Most major technology providers such as Microsoft, Progress Sitefinity, Kentico, and Sitecore also offer “partner programs”. These programs are meant to demonstrate knowledge of the products and expect one or more exams to be undertaken. These tests require a deep knowledge of a set of topics as well as hands on experience to succeed. Becoming a partner may be a lengthy process, but the training programmes are always worth the time invested: the teachings from the training material (books, courses, or simply the official documentation) are usually very practical and can be applied daily.
Last, but not least, word of mouth and sharing experiences. You would be surprised to know how many times the Arekibo staff found brilliant solutions to problems just by sharing their experience and discussing ideas in a light-hearted fashion during social events or lunch breaks.
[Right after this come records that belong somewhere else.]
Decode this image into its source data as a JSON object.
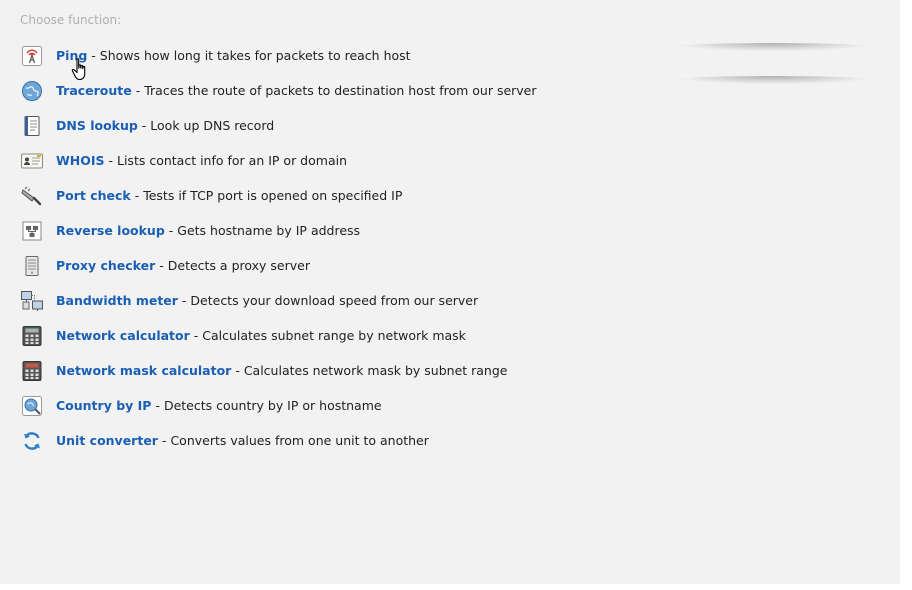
{
  "heading": "Choose function:",
  "separator": " - ",
  "functions": [
    {
      "name": "Ping",
      "description": "Shows how long it takes for packets to reach host",
      "icon": "ping-icon"
    },
    {
      "name": "Traceroute",
      "description": "Traces the route of packets to destination host from our server",
      "icon": "globe-icon"
    },
    {
      "name": "DNS lookup",
      "description": "Look up DNS record",
      "icon": "book-icon"
    },
    {
      "name": "WHOIS",
      "description": "Lists contact info for an IP or domain",
      "icon": "id-card-icon"
    },
    {
      "name": "Port check",
      "description": "Tests if TCP port is opened on specified IP",
      "icon": "plug-icon"
    },
    {
      "name": "Reverse lookup",
      "description": "Gets hostname by IP address",
      "icon": "network-icon"
    },
    {
      "name": "Proxy checker",
      "description": "Detects a proxy server",
      "icon": "server-icon"
    },
    {
      "name": "Bandwidth meter",
      "description": "Detects your download speed from our server",
      "icon": "computers-icon"
    },
    {
      "name": "Network calculator",
      "description": "Calculates subnet range by network mask",
      "icon": "calculator-icon"
    },
    {
      "name": "Network mask calculator",
      "description": "Calculates network mask by subnet range",
      "icon": "calculator-red-icon"
    },
    {
      "name": "Country by IP",
      "description": "Detects country by IP or hostname",
      "icon": "globe-search-icon"
    },
    {
      "name": "Unit converter",
      "description": "Converts values from one unit to another",
      "icon": "refresh-icon"
    }
  ],
  "colors": {
    "link": "#1a5fb4",
    "background": "#f2f2f2",
    "heading": "#b0b0b0"
  }
}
Unfortunately, the COVID-19 outbreak interrupted this naturally occurring event, but thankfully we have maintained the tradition of saving some time every week to share experiences or ideas about new approaches.
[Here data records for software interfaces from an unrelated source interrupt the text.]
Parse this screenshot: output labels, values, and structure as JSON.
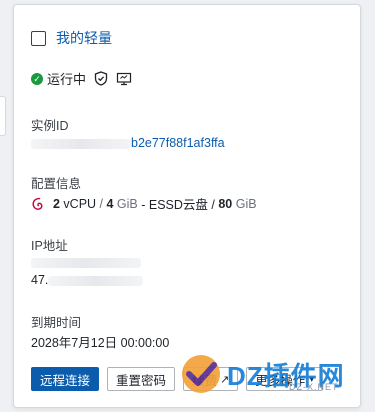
{
  "instance": {
    "name": "我的轻量",
    "status": "运行中"
  },
  "sections": {
    "id_label": "实例ID",
    "id_value": "b2e77f88f1af3ffa",
    "config_label": "配置信息",
    "config": {
      "cpu_num": "2",
      "cpu_unit": " vCPU",
      "sep1": " / ",
      "mem_num": "4",
      "mem_unit": " GiB",
      "disk_type": " - ESSD云盘 / ",
      "disk_num": "80",
      "disk_unit": " GiB"
    },
    "ip_label": "IP地址",
    "ip_public_prefix": "47.",
    "expire_label": "到期时间",
    "expire_value": "2028年7月12日 00:00:00"
  },
  "buttons": {
    "remote": "远程连接",
    "reset_pwd": "重置密码",
    "renew": "续费",
    "more": "更多操作"
  },
  "watermark": {
    "text": "DZ插件网",
    "sub": "DZ-X.NET"
  },
  "colors": {
    "primary": "#0b5cad",
    "running": "#1a9a3f",
    "debian": "#c70036"
  }
}
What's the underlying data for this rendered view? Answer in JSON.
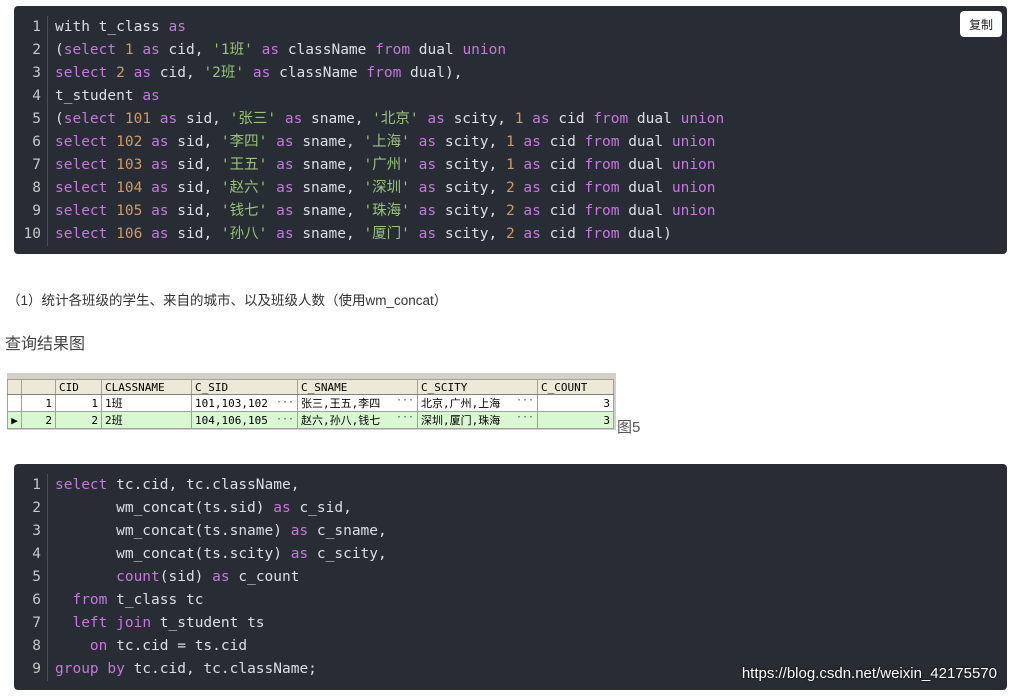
{
  "copy_button_label": "复制",
  "code_block_1": [
    {
      "n": "1",
      "tokens": [
        [
          "t",
          "with t_class "
        ],
        [
          "kw",
          "as"
        ]
      ]
    },
    {
      "n": "2",
      "tokens": [
        [
          "t",
          "("
        ],
        [
          "kw",
          "select"
        ],
        [
          "t",
          " "
        ],
        [
          "num",
          "1"
        ],
        [
          "t",
          " "
        ],
        [
          "kw",
          "as"
        ],
        [
          "t",
          " cid, "
        ],
        [
          "str",
          "'1班'"
        ],
        [
          "t",
          " "
        ],
        [
          "kw",
          "as"
        ],
        [
          "t",
          " className "
        ],
        [
          "kw",
          "from"
        ],
        [
          "t",
          " dual "
        ],
        [
          "kw",
          "union"
        ]
      ]
    },
    {
      "n": "3",
      "tokens": [
        [
          "kw",
          "select"
        ],
        [
          "t",
          " "
        ],
        [
          "num",
          "2"
        ],
        [
          "t",
          " "
        ],
        [
          "kw",
          "as"
        ],
        [
          "t",
          " cid, "
        ],
        [
          "str",
          "'2班'"
        ],
        [
          "t",
          " "
        ],
        [
          "kw",
          "as"
        ],
        [
          "t",
          " className "
        ],
        [
          "kw",
          "from"
        ],
        [
          "t",
          " dual),"
        ]
      ]
    },
    {
      "n": "4",
      "tokens": [
        [
          "t",
          "t_student "
        ],
        [
          "kw",
          "as"
        ]
      ]
    },
    {
      "n": "5",
      "tokens": [
        [
          "t",
          "("
        ],
        [
          "kw",
          "select"
        ],
        [
          "t",
          " "
        ],
        [
          "num",
          "101"
        ],
        [
          "t",
          " "
        ],
        [
          "kw",
          "as"
        ],
        [
          "t",
          " sid, "
        ],
        [
          "str",
          "'张三'"
        ],
        [
          "t",
          " "
        ],
        [
          "kw",
          "as"
        ],
        [
          "t",
          " sname, "
        ],
        [
          "str",
          "'北京'"
        ],
        [
          "t",
          " "
        ],
        [
          "kw",
          "as"
        ],
        [
          "t",
          " scity, "
        ],
        [
          "num",
          "1"
        ],
        [
          "t",
          " "
        ],
        [
          "kw",
          "as"
        ],
        [
          "t",
          " cid "
        ],
        [
          "kw",
          "from"
        ],
        [
          "t",
          " dual "
        ],
        [
          "kw",
          "union"
        ]
      ]
    },
    {
      "n": "6",
      "tokens": [
        [
          "kw",
          "select"
        ],
        [
          "t",
          " "
        ],
        [
          "num",
          "102"
        ],
        [
          "t",
          " "
        ],
        [
          "kw",
          "as"
        ],
        [
          "t",
          " sid, "
        ],
        [
          "str",
          "'李四'"
        ],
        [
          "t",
          " "
        ],
        [
          "kw",
          "as"
        ],
        [
          "t",
          " sname, "
        ],
        [
          "str",
          "'上海'"
        ],
        [
          "t",
          " "
        ],
        [
          "kw",
          "as"
        ],
        [
          "t",
          " scity, "
        ],
        [
          "num",
          "1"
        ],
        [
          "t",
          " "
        ],
        [
          "kw",
          "as"
        ],
        [
          "t",
          " cid "
        ],
        [
          "kw",
          "from"
        ],
        [
          "t",
          " dual "
        ],
        [
          "kw",
          "union"
        ]
      ]
    },
    {
      "n": "7",
      "tokens": [
        [
          "kw",
          "select"
        ],
        [
          "t",
          " "
        ],
        [
          "num",
          "103"
        ],
        [
          "t",
          " "
        ],
        [
          "kw",
          "as"
        ],
        [
          "t",
          " sid, "
        ],
        [
          "str",
          "'王五'"
        ],
        [
          "t",
          " "
        ],
        [
          "kw",
          "as"
        ],
        [
          "t",
          " sname, "
        ],
        [
          "str",
          "'广州'"
        ],
        [
          "t",
          " "
        ],
        [
          "kw",
          "as"
        ],
        [
          "t",
          " scity, "
        ],
        [
          "num",
          "1"
        ],
        [
          "t",
          " "
        ],
        [
          "kw",
          "as"
        ],
        [
          "t",
          " cid "
        ],
        [
          "kw",
          "from"
        ],
        [
          "t",
          " dual "
        ],
        [
          "kw",
          "union"
        ]
      ]
    },
    {
      "n": "8",
      "tokens": [
        [
          "kw",
          "select"
        ],
        [
          "t",
          " "
        ],
        [
          "num",
          "104"
        ],
        [
          "t",
          " "
        ],
        [
          "kw",
          "as"
        ],
        [
          "t",
          " sid, "
        ],
        [
          "str",
          "'赵六'"
        ],
        [
          "t",
          " "
        ],
        [
          "kw",
          "as"
        ],
        [
          "t",
          " sname, "
        ],
        [
          "str",
          "'深圳'"
        ],
        [
          "t",
          " "
        ],
        [
          "kw",
          "as"
        ],
        [
          "t",
          " scity, "
        ],
        [
          "num",
          "2"
        ],
        [
          "t",
          " "
        ],
        [
          "kw",
          "as"
        ],
        [
          "t",
          " cid "
        ],
        [
          "kw",
          "from"
        ],
        [
          "t",
          " dual "
        ],
        [
          "kw",
          "union"
        ]
      ]
    },
    {
      "n": "9",
      "tokens": [
        [
          "kw",
          "select"
        ],
        [
          "t",
          " "
        ],
        [
          "num",
          "105"
        ],
        [
          "t",
          " "
        ],
        [
          "kw",
          "as"
        ],
        [
          "t",
          " sid, "
        ],
        [
          "str",
          "'钱七'"
        ],
        [
          "t",
          " "
        ],
        [
          "kw",
          "as"
        ],
        [
          "t",
          " sname, "
        ],
        [
          "str",
          "'珠海'"
        ],
        [
          "t",
          " "
        ],
        [
          "kw",
          "as"
        ],
        [
          "t",
          " scity, "
        ],
        [
          "num",
          "2"
        ],
        [
          "t",
          " "
        ],
        [
          "kw",
          "as"
        ],
        [
          "t",
          " cid "
        ],
        [
          "kw",
          "from"
        ],
        [
          "t",
          " dual "
        ],
        [
          "kw",
          "union"
        ]
      ]
    },
    {
      "n": "10",
      "tokens": [
        [
          "kw",
          "select"
        ],
        [
          "t",
          " "
        ],
        [
          "num",
          "106"
        ],
        [
          "t",
          " "
        ],
        [
          "kw",
          "as"
        ],
        [
          "t",
          " sid, "
        ],
        [
          "str",
          "'孙八'"
        ],
        [
          "t",
          " "
        ],
        [
          "kw",
          "as"
        ],
        [
          "t",
          " sname, "
        ],
        [
          "str",
          "'厦门'"
        ],
        [
          "t",
          " "
        ],
        [
          "kw",
          "as"
        ],
        [
          "t",
          " scity, "
        ],
        [
          "num",
          "2"
        ],
        [
          "t",
          " "
        ],
        [
          "kw",
          "as"
        ],
        [
          "t",
          " cid "
        ],
        [
          "kw",
          "from"
        ],
        [
          "t",
          " dual)"
        ]
      ]
    }
  ],
  "paragraph": "（1）统计各班级的学生、来自的城市、以及班级人数（使用wm_concat）",
  "heading": "查询结果图",
  "result_grid": {
    "columns": [
      "CID",
      "CLASSNAME",
      "C_SID",
      "C_SNAME",
      "C_SCITY",
      "C_COUNT"
    ],
    "rows": [
      {
        "rownum": "1",
        "indicator": "",
        "cid": "1",
        "classname": "1班",
        "c_sid": "101,103,102",
        "c_sname": "张三,王五,李四",
        "c_scity": "北京,广州,上海",
        "c_count": "3"
      },
      {
        "rownum": "2",
        "indicator": "▶",
        "cid": "2",
        "classname": "2班",
        "c_sid": "104,106,105",
        "c_sname": "赵六,孙八,钱七",
        "c_scity": "深圳,厦门,珠海",
        "c_count": "3"
      }
    ],
    "ellipsis": "···"
  },
  "figure_label": "图5",
  "code_block_2": [
    {
      "n": "1",
      "tokens": [
        [
          "kw",
          "select"
        ],
        [
          "t",
          " tc.cid, tc.className,"
        ]
      ]
    },
    {
      "n": "2",
      "tokens": [
        [
          "t",
          "       wm_concat(ts.sid) "
        ],
        [
          "kw",
          "as"
        ],
        [
          "t",
          " c_sid,"
        ]
      ]
    },
    {
      "n": "3",
      "tokens": [
        [
          "t",
          "       wm_concat(ts.sname) "
        ],
        [
          "kw",
          "as"
        ],
        [
          "t",
          " c_sname,"
        ]
      ]
    },
    {
      "n": "4",
      "tokens": [
        [
          "t",
          "       wm_concat(ts.scity) "
        ],
        [
          "kw",
          "as"
        ],
        [
          "t",
          " c_scity,"
        ]
      ]
    },
    {
      "n": "5",
      "tokens": [
        [
          "t",
          "       "
        ],
        [
          "kw",
          "count"
        ],
        [
          "t",
          "(sid) "
        ],
        [
          "kw",
          "as"
        ],
        [
          "t",
          " c_count"
        ]
      ]
    },
    {
      "n": "6",
      "tokens": [
        [
          "t",
          "  "
        ],
        [
          "kw",
          "from"
        ],
        [
          "t",
          " t_class tc"
        ]
      ]
    },
    {
      "n": "7",
      "tokens": [
        [
          "t",
          "  "
        ],
        [
          "kw",
          "left"
        ],
        [
          "t",
          " "
        ],
        [
          "kw",
          "join"
        ],
        [
          "t",
          " t_student ts"
        ]
      ]
    },
    {
      "n": "8",
      "tokens": [
        [
          "t",
          "    "
        ],
        [
          "kw",
          "on"
        ],
        [
          "t",
          " tc.cid = ts.cid"
        ]
      ]
    },
    {
      "n": "9",
      "tokens": [
        [
          "kw",
          "group"
        ],
        [
          "t",
          " "
        ],
        [
          "kw",
          "by"
        ],
        [
          "t",
          " tc.cid, tc.className;"
        ]
      ]
    }
  ],
  "watermark": "https://blog.csdn.net/weixin_42175570"
}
All about the method
Hands-on experience is invaluable in real world scenarios (i.e. projects), for both confidence and to obtain a deep understanding of the subject. Bear in mind, in this context hands-on is not restricted to technology, but processes too. Research & Development, peer reviews and risk assessments play big parts in our methodology.
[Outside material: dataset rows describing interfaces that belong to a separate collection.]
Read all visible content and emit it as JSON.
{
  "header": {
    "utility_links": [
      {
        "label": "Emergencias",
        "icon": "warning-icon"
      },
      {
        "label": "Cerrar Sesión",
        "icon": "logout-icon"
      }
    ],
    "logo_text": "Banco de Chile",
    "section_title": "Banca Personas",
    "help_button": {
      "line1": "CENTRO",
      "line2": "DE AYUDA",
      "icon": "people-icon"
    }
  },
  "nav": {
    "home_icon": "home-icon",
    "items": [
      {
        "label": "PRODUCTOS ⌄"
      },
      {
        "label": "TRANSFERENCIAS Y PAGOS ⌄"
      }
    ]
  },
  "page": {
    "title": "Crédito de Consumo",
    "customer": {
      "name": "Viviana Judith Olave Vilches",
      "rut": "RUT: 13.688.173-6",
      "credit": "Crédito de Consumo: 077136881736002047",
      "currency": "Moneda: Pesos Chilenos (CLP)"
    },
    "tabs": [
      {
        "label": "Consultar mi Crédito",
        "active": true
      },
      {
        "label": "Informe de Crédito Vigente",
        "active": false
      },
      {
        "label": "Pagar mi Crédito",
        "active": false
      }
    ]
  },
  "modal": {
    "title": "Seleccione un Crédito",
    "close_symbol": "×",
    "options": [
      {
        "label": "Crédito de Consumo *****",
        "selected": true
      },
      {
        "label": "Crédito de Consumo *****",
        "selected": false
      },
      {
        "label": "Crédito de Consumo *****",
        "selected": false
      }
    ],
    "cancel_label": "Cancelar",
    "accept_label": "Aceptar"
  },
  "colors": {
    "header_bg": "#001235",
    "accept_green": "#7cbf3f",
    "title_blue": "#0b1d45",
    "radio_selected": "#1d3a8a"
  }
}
R&D is typical of the early phases of the learning curve, where small proof of concepts (POCs) are mocked together to get a better understanding of the process or technology. These POCs are then showcased and reviewed internally, sometimes briefly, other times more in depth when required. The team(s) then provide their feedback and thoughts on the subject and can discuss pros & cons. The reviews allow the team(s) to identify potential issues and to apply further changes until the tests are satisfactory. The learnings may not necessarily be used immediately, but over time they are very likely to become useful.
Finally, the risk assessment. Changes often imply unforeseen outcomes that need to be accounted for regardless of their elusive nature, since a margin of error is always to be expected. To address this issue, we make a risk assessment. The starting point is finding out how much risk is tolerated by the pilot project: if the threshold is low to none, be it budget constraints or delivery times, there’s a high chance that we’ll go back to the board and consider alternative solutions with virtually no risks. If, on the other hand, the fault tolerance is sufficient or there is a strict requirement to implement the change, we will make a contingency plan to address potential issues as they occur. During this phase, communication between the team and the client is crucial: each decision made on the matter needs to be justified and both the requirements and the risks need to be clear to all parties involved.
All that glitters is not gold
In conclusion, staying up to date with the latest advancements by engaging with communities and partners is the best way to stay ahead of the curve. Innovation is both welcome and a necessity in our industry, however common sense needs to prevail over the excitement. Just because something new and cool has been announced, it does not necessarily mean that it is the right fit in every context. At the same time, it is important not to get scared of changes: with the correct approach, innovations can be introduced at the right time and in the right place to deliver fantastic products with no unpleasant surprises. To quote the movie Jurassic Park: “Your scientists were so preoccupied with whether they could, they didn't stop to think if they should” - you'd be surprised to know how many time I’ve heard this reference during meetings.
Feel free to contact us to sit down and discuss how your company can get ahead of the curve.